• PROBLEM
Look below. Copy each line that has "desc" in it.

• DATA LISTING
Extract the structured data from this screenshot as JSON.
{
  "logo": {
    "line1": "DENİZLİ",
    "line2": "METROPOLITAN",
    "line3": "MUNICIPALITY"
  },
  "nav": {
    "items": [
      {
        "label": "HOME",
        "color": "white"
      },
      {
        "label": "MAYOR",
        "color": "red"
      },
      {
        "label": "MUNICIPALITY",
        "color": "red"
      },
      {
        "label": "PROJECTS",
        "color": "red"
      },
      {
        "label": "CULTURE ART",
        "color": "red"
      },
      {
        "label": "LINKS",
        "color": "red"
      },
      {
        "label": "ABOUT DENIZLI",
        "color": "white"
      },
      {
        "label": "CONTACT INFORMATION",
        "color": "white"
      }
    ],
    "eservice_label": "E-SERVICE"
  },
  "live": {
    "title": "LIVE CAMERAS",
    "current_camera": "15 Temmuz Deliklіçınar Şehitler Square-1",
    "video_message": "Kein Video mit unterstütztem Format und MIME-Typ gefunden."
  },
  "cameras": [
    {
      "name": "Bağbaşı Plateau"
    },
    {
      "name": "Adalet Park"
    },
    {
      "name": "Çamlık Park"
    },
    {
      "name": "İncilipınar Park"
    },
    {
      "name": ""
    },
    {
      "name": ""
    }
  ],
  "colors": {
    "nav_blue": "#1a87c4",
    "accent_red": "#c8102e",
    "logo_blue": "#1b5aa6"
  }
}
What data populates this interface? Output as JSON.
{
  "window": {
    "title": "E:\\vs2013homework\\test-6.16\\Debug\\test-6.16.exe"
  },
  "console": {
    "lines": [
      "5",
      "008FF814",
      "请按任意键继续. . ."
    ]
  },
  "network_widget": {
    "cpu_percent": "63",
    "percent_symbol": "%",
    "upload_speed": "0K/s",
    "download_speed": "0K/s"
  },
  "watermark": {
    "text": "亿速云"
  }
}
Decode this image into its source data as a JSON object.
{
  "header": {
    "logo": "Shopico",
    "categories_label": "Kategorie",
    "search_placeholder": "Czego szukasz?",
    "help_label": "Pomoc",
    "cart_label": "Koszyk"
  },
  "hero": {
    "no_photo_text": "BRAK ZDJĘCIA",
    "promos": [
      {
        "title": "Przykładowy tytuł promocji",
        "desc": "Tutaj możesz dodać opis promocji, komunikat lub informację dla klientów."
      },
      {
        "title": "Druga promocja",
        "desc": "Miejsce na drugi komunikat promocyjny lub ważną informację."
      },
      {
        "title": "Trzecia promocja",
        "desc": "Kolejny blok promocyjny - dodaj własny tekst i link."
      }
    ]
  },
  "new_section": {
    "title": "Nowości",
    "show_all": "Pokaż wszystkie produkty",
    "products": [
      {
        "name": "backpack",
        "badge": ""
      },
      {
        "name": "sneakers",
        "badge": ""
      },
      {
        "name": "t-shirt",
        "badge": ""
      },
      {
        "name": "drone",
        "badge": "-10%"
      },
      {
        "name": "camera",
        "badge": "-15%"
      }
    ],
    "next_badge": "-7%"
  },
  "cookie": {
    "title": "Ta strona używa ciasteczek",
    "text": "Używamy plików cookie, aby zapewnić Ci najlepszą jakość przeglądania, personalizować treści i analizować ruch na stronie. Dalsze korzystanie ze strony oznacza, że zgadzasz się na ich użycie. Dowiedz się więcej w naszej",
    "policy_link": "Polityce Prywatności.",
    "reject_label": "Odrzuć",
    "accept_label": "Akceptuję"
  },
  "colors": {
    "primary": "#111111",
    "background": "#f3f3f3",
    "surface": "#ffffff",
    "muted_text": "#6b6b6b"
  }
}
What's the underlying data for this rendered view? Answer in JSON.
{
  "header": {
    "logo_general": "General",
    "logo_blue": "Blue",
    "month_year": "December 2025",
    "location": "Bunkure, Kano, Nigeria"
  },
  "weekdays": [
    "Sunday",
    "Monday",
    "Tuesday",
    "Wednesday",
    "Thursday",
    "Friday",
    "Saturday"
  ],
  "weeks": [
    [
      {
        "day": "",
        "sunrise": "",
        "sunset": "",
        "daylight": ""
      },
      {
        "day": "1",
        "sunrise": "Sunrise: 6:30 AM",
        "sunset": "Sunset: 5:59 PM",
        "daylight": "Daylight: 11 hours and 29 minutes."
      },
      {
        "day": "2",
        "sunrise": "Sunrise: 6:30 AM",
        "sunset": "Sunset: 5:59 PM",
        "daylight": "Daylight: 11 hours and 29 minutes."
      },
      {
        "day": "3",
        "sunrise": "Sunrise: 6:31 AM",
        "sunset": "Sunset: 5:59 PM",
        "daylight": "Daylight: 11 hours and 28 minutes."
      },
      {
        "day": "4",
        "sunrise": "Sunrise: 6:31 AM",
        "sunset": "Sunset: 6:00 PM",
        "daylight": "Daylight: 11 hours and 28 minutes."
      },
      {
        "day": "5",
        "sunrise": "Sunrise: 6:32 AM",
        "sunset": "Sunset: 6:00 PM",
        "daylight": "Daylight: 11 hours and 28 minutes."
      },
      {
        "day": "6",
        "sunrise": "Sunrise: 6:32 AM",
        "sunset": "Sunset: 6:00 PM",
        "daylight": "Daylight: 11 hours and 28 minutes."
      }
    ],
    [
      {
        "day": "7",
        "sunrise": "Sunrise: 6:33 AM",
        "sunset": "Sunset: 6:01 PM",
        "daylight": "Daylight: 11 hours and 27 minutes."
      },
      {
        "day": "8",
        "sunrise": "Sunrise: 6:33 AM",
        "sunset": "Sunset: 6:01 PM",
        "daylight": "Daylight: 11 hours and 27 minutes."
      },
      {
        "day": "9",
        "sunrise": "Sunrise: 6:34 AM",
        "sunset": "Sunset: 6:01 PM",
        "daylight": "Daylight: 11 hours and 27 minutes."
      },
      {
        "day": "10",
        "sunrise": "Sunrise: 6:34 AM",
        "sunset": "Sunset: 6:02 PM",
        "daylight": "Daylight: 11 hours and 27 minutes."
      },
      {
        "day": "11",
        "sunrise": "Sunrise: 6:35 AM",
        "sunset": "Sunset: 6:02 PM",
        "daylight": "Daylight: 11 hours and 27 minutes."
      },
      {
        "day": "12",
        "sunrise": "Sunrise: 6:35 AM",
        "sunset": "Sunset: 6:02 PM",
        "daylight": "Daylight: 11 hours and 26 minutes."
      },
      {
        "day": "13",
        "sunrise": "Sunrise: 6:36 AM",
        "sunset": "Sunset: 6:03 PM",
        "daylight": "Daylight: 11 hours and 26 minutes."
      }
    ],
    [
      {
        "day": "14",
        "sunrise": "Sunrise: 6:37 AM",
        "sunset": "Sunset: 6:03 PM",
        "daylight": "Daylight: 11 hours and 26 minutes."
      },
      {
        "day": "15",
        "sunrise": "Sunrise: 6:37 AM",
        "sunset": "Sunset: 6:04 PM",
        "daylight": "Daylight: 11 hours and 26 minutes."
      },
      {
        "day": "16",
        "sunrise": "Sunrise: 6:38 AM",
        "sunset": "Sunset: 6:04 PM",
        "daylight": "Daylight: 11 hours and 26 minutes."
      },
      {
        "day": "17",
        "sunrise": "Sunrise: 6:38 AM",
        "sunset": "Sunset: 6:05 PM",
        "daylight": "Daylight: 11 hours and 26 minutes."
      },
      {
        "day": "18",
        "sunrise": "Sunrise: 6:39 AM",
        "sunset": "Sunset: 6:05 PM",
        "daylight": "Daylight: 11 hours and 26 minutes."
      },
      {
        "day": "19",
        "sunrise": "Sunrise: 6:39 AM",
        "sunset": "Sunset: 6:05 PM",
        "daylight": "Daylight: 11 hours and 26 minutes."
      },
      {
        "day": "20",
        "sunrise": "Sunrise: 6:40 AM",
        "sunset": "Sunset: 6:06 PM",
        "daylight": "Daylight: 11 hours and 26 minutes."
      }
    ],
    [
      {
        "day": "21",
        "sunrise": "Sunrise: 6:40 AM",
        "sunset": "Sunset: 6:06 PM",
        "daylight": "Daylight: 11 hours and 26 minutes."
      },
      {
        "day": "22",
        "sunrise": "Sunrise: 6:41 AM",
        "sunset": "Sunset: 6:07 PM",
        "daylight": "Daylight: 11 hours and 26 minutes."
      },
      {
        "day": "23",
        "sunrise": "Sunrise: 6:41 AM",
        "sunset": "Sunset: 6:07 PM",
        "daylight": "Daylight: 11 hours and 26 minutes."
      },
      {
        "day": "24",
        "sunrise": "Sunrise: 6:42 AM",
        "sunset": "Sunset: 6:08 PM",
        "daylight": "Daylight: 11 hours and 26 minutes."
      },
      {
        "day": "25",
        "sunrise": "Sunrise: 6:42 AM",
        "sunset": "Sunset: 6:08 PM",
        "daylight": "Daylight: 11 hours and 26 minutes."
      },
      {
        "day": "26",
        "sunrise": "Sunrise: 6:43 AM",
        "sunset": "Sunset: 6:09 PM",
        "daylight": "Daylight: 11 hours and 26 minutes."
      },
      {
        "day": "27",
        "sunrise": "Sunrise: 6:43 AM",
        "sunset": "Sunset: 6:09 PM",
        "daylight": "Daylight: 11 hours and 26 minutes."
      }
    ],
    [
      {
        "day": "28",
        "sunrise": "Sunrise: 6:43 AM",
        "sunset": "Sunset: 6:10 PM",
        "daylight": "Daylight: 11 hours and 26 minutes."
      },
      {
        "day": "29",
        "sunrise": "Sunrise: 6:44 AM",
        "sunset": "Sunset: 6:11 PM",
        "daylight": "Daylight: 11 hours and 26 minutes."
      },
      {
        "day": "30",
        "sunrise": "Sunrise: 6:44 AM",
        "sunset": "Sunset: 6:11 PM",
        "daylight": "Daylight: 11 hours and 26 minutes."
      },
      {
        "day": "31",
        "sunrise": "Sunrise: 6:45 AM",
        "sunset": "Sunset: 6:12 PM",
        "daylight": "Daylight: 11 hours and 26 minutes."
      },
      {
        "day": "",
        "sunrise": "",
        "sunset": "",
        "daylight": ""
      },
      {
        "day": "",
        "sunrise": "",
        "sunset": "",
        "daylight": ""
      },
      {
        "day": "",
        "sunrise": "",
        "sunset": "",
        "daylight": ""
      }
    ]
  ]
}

• SOLVED PROBLEM
        "desc": "Tutaj możesz dodać opis promocji, komunikat lub informację dla klientów."
        "desc": "Miejsce na drugi komunikat promocyjny lub ważną informację."
        "desc": "Kolejny blok promocyjny - dodaj własny tekst i link."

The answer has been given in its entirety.